  • demonstrate regional leadership and influence through innovation and active collaboration with other councils or organisations
  • are in drainage systems that are directly managed by councils
  • where the benefit of managing stormwater impacts on receiving water is high. Priority will be given to projects with a high connectivity to waterways of higher ecological condition
  • in our assessment, delivers investments and projects that will not occur without Living River’s funding
  • where funding provides on-ground works and council can demonstrate that they’ve committed to maintaining the asset so that it achieves its waterway management objective long term
  • where council can demonstrate that their residents support integrated water management

Existing projects

Existing Living Rivers structural projects have been mapped on Google maps showing most of the constructed Living Rivers project locations.

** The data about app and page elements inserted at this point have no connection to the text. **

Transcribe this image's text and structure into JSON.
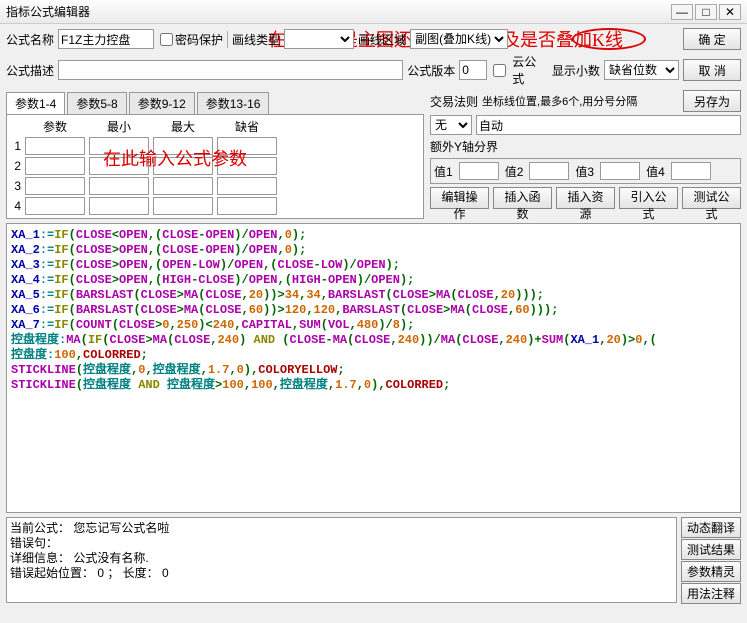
{
  "window": {
    "title": "指标公式编辑器"
  },
  "labels": {
    "name": "公式名称",
    "pwd": "密码保护",
    "plot_type": "画线类型",
    "region": "画线区域",
    "desc": "公式描述",
    "version": "公式版本",
    "cloud": "云公式",
    "decimal": "显示小数",
    "trade_rule": "交易法则",
    "coord_hint": "坐标线位置,最多6个,用分号分隔",
    "none": "无",
    "auto": "自动",
    "extra_y": "额外Y轴分界",
    "v1": "值1",
    "v2": "值2",
    "v3": "值3",
    "v4": "值4",
    "ok": "确  定",
    "cancel": "取  消",
    "saveas": "另存为",
    "edit_op": "编辑操作",
    "ins_fn": "插入函数",
    "ins_res": "插入资源",
    "imp": "引入公式",
    "test": "测试公式",
    "dyn": "动态翻译",
    "test_res": "测试结果",
    "param_wiz": "参数精灵",
    "usage": "用法注释"
  },
  "fields": {
    "name": "F1Z主力控盘",
    "plot_type": "副图(叠加K线)",
    "region": "",
    "desc": "",
    "version": "0",
    "decimal": "缺省位数",
    "coord": "",
    "v1": "",
    "v2": "",
    "v3": "",
    "v4": ""
  },
  "annotations": {
    "top": "在此选择是主图还是副图，以及是否叠加K线",
    "params": "在此输入公式参数"
  },
  "param_tabs": [
    "参数1-4",
    "参数5-8",
    "参数9-12",
    "参数13-16"
  ],
  "param_headers": [
    "参数",
    "最小",
    "最大",
    "缺省"
  ],
  "param_rows": [
    "1",
    "2",
    "3",
    "4"
  ],
  "code_lines": [
    [
      [
        "id",
        "XA_1"
      ],
      [
        "op",
        ":="
      ],
      [
        "kw",
        "IF"
      ],
      [
        "sym",
        "("
      ],
      [
        "fn",
        "CLOSE"
      ],
      [
        "sym",
        "<"
      ],
      [
        "fn",
        "OPEN"
      ],
      [
        "sym",
        ",("
      ],
      [
        "fn",
        "CLOSE"
      ],
      [
        "sym",
        "-"
      ],
      [
        "fn",
        "OPEN"
      ],
      [
        "sym",
        ")/"
      ],
      [
        "fn",
        "OPEN"
      ],
      [
        "sym",
        ","
      ],
      [
        "num",
        "0"
      ],
      [
        "sym",
        ");"
      ]
    ],
    [
      [
        "id",
        "XA_2"
      ],
      [
        "op",
        ":="
      ],
      [
        "kw",
        "IF"
      ],
      [
        "sym",
        "("
      ],
      [
        "fn",
        "CLOSE"
      ],
      [
        "sym",
        ">"
      ],
      [
        "fn",
        "OPEN"
      ],
      [
        "sym",
        ",("
      ],
      [
        "fn",
        "CLOSE"
      ],
      [
        "sym",
        "-"
      ],
      [
        "fn",
        "OPEN"
      ],
      [
        "sym",
        ")/"
      ],
      [
        "fn",
        "OPEN"
      ],
      [
        "sym",
        ","
      ],
      [
        "num",
        "0"
      ],
      [
        "sym",
        ");"
      ]
    ],
    [
      [
        "id",
        "XA_3"
      ],
      [
        "op",
        ":="
      ],
      [
        "kw",
        "IF"
      ],
      [
        "sym",
        "("
      ],
      [
        "fn",
        "CLOSE"
      ],
      [
        "sym",
        ">"
      ],
      [
        "fn",
        "OPEN"
      ],
      [
        "sym",
        ",("
      ],
      [
        "fn",
        "OPEN"
      ],
      [
        "sym",
        "-"
      ],
      [
        "fn",
        "LOW"
      ],
      [
        "sym",
        ")/"
      ],
      [
        "fn",
        "OPEN"
      ],
      [
        "sym",
        ",("
      ],
      [
        "fn",
        "CLOSE"
      ],
      [
        "sym",
        "-"
      ],
      [
        "fn",
        "LOW"
      ],
      [
        "sym",
        ")/"
      ],
      [
        "fn",
        "OPEN"
      ],
      [
        "sym",
        ");"
      ]
    ],
    [
      [
        "id",
        "XA_4"
      ],
      [
        "op",
        ":="
      ],
      [
        "kw",
        "IF"
      ],
      [
        "sym",
        "("
      ],
      [
        "fn",
        "CLOSE"
      ],
      [
        "sym",
        ">"
      ],
      [
        "fn",
        "OPEN"
      ],
      [
        "sym",
        ",("
      ],
      [
        "fn",
        "HIGH"
      ],
      [
        "sym",
        "-"
      ],
      [
        "fn",
        "CLOSE"
      ],
      [
        "sym",
        ")/"
      ],
      [
        "fn",
        "OPEN"
      ],
      [
        "sym",
        ",("
      ],
      [
        "fn",
        "HIGH"
      ],
      [
        "sym",
        "-"
      ],
      [
        "fn",
        "OPEN"
      ],
      [
        "sym",
        ")/"
      ],
      [
        "fn",
        "OPEN"
      ],
      [
        "sym",
        ");"
      ]
    ],
    [
      [
        "id",
        "XA_5"
      ],
      [
        "op",
        ":="
      ],
      [
        "kw",
        "IF"
      ],
      [
        "sym",
        "("
      ],
      [
        "fn",
        "BARSLAST"
      ],
      [
        "sym",
        "("
      ],
      [
        "fn",
        "CLOSE"
      ],
      [
        "sym",
        ">"
      ],
      [
        "fn",
        "MA"
      ],
      [
        "sym",
        "("
      ],
      [
        "fn",
        "CLOSE"
      ],
      [
        "sym",
        ","
      ],
      [
        "num",
        "20"
      ],
      [
        "sym",
        "))>"
      ],
      [
        "num",
        "34"
      ],
      [
        "sym",
        ","
      ],
      [
        "num",
        "34"
      ],
      [
        "sym",
        ","
      ],
      [
        "fn",
        "BARSLAST"
      ],
      [
        "sym",
        "("
      ],
      [
        "fn",
        "CLOSE"
      ],
      [
        "sym",
        ">"
      ],
      [
        "fn",
        "MA"
      ],
      [
        "sym",
        "("
      ],
      [
        "fn",
        "CLOSE"
      ],
      [
        "sym",
        ","
      ],
      [
        "num",
        "20"
      ],
      [
        "sym",
        ")));"
      ]
    ],
    [
      [
        "id",
        "XA_6"
      ],
      [
        "op",
        ":="
      ],
      [
        "kw",
        "IF"
      ],
      [
        "sym",
        "("
      ],
      [
        "fn",
        "BARSLAST"
      ],
      [
        "sym",
        "("
      ],
      [
        "fn",
        "CLOSE"
      ],
      [
        "sym",
        ">"
      ],
      [
        "fn",
        "MA"
      ],
      [
        "sym",
        "("
      ],
      [
        "fn",
        "CLOSE"
      ],
      [
        "sym",
        ","
      ],
      [
        "num",
        "60"
      ],
      [
        "sym",
        "))>"
      ],
      [
        "num",
        "120"
      ],
      [
        "sym",
        ","
      ],
      [
        "num",
        "120"
      ],
      [
        "sym",
        ","
      ],
      [
        "fn",
        "BARSLAST"
      ],
      [
        "sym",
        "("
      ],
      [
        "fn",
        "CLOSE"
      ],
      [
        "sym",
        ">"
      ],
      [
        "fn",
        "MA"
      ],
      [
        "sym",
        "("
      ],
      [
        "fn",
        "CLOSE"
      ],
      [
        "sym",
        ","
      ],
      [
        "num",
        "60"
      ],
      [
        "sym",
        ")));"
      ]
    ],
    [
      [
        "id",
        "XA_7"
      ],
      [
        "op",
        ":="
      ],
      [
        "kw",
        "IF"
      ],
      [
        "sym",
        "("
      ],
      [
        "fn",
        "COUNT"
      ],
      [
        "sym",
        "("
      ],
      [
        "fn",
        "CLOSE"
      ],
      [
        "sym",
        ">"
      ],
      [
        "num",
        "0"
      ],
      [
        "sym",
        ","
      ],
      [
        "num",
        "250"
      ],
      [
        "sym",
        ")<"
      ],
      [
        "num",
        "240"
      ],
      [
        "sym",
        ","
      ],
      [
        "fn",
        "CAPITAL"
      ],
      [
        "sym",
        ","
      ],
      [
        "fn",
        "SUM"
      ],
      [
        "sym",
        "("
      ],
      [
        "fn",
        "VOL"
      ],
      [
        "sym",
        ","
      ],
      [
        "num",
        "480"
      ],
      [
        "sym",
        ")/"
      ],
      [
        "num",
        "8"
      ],
      [
        "sym",
        ");"
      ]
    ],
    [
      [
        "var",
        "控盘程度"
      ],
      [
        "op",
        ":"
      ],
      [
        "fn",
        "MA"
      ],
      [
        "sym",
        "("
      ],
      [
        "kw",
        "IF"
      ],
      [
        "sym",
        "("
      ],
      [
        "fn",
        "CLOSE"
      ],
      [
        "sym",
        ">"
      ],
      [
        "fn",
        "MA"
      ],
      [
        "sym",
        "("
      ],
      [
        "fn",
        "CLOSE"
      ],
      [
        "sym",
        ","
      ],
      [
        "num",
        "240"
      ],
      [
        "sym",
        ") "
      ],
      [
        "kw",
        "AND"
      ],
      [
        "sym",
        " ("
      ],
      [
        "fn",
        "CLOSE"
      ],
      [
        "sym",
        "-"
      ],
      [
        "fn",
        "MA"
      ],
      [
        "sym",
        "("
      ],
      [
        "fn",
        "CLOSE"
      ],
      [
        "sym",
        ","
      ],
      [
        "num",
        "240"
      ],
      [
        "sym",
        "))/"
      ],
      [
        "fn",
        "MA"
      ],
      [
        "sym",
        "("
      ],
      [
        "fn",
        "CLOSE"
      ],
      [
        "sym",
        ","
      ],
      [
        "num",
        "240"
      ],
      [
        "sym",
        ")+"
      ],
      [
        "fn",
        "SUM"
      ],
      [
        "sym",
        "("
      ],
      [
        "id",
        "XA_1"
      ],
      [
        "sym",
        ","
      ],
      [
        "num",
        "20"
      ],
      [
        "sym",
        ")>"
      ],
      [
        "num",
        "0"
      ],
      [
        "sym",
        ",("
      ]
    ],
    [
      [
        "var",
        "控盘度"
      ],
      [
        "op",
        ":"
      ],
      [
        "num",
        "100"
      ],
      [
        "sym",
        ","
      ],
      [
        "red",
        "COLORRED"
      ],
      [
        "sym",
        ";"
      ]
    ],
    [
      [
        "fn",
        "STICKLINE"
      ],
      [
        "sym",
        "("
      ],
      [
        "var",
        "控盘程度"
      ],
      [
        "sym",
        ","
      ],
      [
        "num",
        "0"
      ],
      [
        "sym",
        ","
      ],
      [
        "var",
        "控盘程度"
      ],
      [
        "sym",
        ","
      ],
      [
        "num",
        "1.7"
      ],
      [
        "sym",
        ","
      ],
      [
        "num",
        "0"
      ],
      [
        "sym",
        ")"
      ],
      [
        "sym",
        ","
      ],
      [
        "red",
        "COLORYELLOW"
      ],
      [
        "sym",
        ";"
      ]
    ],
    [
      [
        "fn",
        "STICKLINE"
      ],
      [
        "sym",
        "("
      ],
      [
        "var",
        "控盘程度 "
      ],
      [
        "kw",
        "AND"
      ],
      [
        "sym",
        " "
      ],
      [
        "var",
        "控盘程度"
      ],
      [
        "sym",
        ">"
      ],
      [
        "num",
        "100"
      ],
      [
        "sym",
        ","
      ],
      [
        "num",
        "100"
      ],
      [
        "sym",
        ","
      ],
      [
        "var",
        "控盘程度"
      ],
      [
        "sym",
        ","
      ],
      [
        "num",
        "1.7"
      ],
      [
        "sym",
        ","
      ],
      [
        "num",
        "0"
      ],
      [
        "sym",
        ")"
      ],
      [
        "sym",
        ","
      ],
      [
        "red",
        "COLORRED"
      ],
      [
        "sym",
        ";"
      ]
    ]
  ],
  "msgs": {
    "l1": "当前公式： 您忘记写公式名啦",
    "l2": "错误句：",
    "l3": "详细信息： 公式没有名称.",
    "l4": "错误起始位置： 0 ； 长度： 0"
  }
}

There are also a number of case studies of projects that have had Living Rivers involvement.

  • Moreland Community Integrated Water Cycle Management Project
    To raise awareness of IWCM and the impacts of stormwater, Moreland City Council has launched their Integrated Water Cycle Management project with community targets in their Water Map 2020 plan.
  • Kingston Master Plan
    A large number of councils are developing integrated stormwater management strategies that set targets for stormwater quality, harvesting and re-use. Whilst the documentation of key objectives and targets is an important first step, many councils struggle to convert this into a logical and practical implementation project.

  • Stonnington Biodiversity Wetland
    The Stonnington Biodiversity Wetlands project has improved the treatment of stormwater and created habitat for native animals. 

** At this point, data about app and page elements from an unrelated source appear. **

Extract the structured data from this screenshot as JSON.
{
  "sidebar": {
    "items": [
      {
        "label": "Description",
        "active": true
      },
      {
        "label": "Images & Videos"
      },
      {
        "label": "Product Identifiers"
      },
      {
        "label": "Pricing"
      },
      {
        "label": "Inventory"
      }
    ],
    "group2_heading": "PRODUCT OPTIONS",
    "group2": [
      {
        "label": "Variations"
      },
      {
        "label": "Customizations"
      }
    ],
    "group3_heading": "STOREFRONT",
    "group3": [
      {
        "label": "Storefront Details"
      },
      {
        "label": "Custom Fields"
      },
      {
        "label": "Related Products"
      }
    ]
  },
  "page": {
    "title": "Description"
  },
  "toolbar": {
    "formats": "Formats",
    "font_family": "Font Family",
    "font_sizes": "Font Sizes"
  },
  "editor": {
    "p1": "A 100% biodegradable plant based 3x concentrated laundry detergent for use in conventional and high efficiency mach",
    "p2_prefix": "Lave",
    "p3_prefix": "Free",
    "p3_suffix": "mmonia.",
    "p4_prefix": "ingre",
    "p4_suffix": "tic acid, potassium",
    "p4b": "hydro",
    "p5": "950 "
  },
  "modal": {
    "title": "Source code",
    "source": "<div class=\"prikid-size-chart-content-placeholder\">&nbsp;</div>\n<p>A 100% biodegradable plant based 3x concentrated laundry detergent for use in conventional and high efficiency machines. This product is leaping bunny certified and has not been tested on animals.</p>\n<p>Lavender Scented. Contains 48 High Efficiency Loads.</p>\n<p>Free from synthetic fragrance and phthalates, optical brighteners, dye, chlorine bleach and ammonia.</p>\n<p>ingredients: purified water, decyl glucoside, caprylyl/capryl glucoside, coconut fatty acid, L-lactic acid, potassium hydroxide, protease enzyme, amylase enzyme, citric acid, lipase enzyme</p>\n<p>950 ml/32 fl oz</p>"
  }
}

  • Mornington Point Source Investigations
    Food businesses within the Tanti and Ballar Creek catchments have been identified as potential sources of high levels of bacteria (E.Coli) in the stormwater system, subsequently contributing to beach closures and algal blooms at the well utilised downstream beaches.

  • Living Rivers Bioretention System Hold Points training presentation
    This presentation accompanied the Living Rivers Bioretention System Hold Points training, delivered at Moreland and Kingston City Councils. The training focusses on the six main 'hold points' that will help ensure the quality delivery of a bioretention system in the design construction and handover phases of a bioretention system.

  • Living Rivers Water Sensitive Urban Design Asset Audit
    This report illustrates the key findings in a recent Living Rivers WSUD asset audit. The audit reviewed 95 WSUD assets around metropolitan Melbourne that have been part-funded through the Living Rivers program and owned by Council. The purpose of the audit was to evaluate the condition of WSUD assets and whether they are still delivering their intended benefits, the type of problems that exist and their causes.

Other case studies include:

Contact us

If you would like more information, please contact the Living Rivers team:

Last updated:
9 November 2017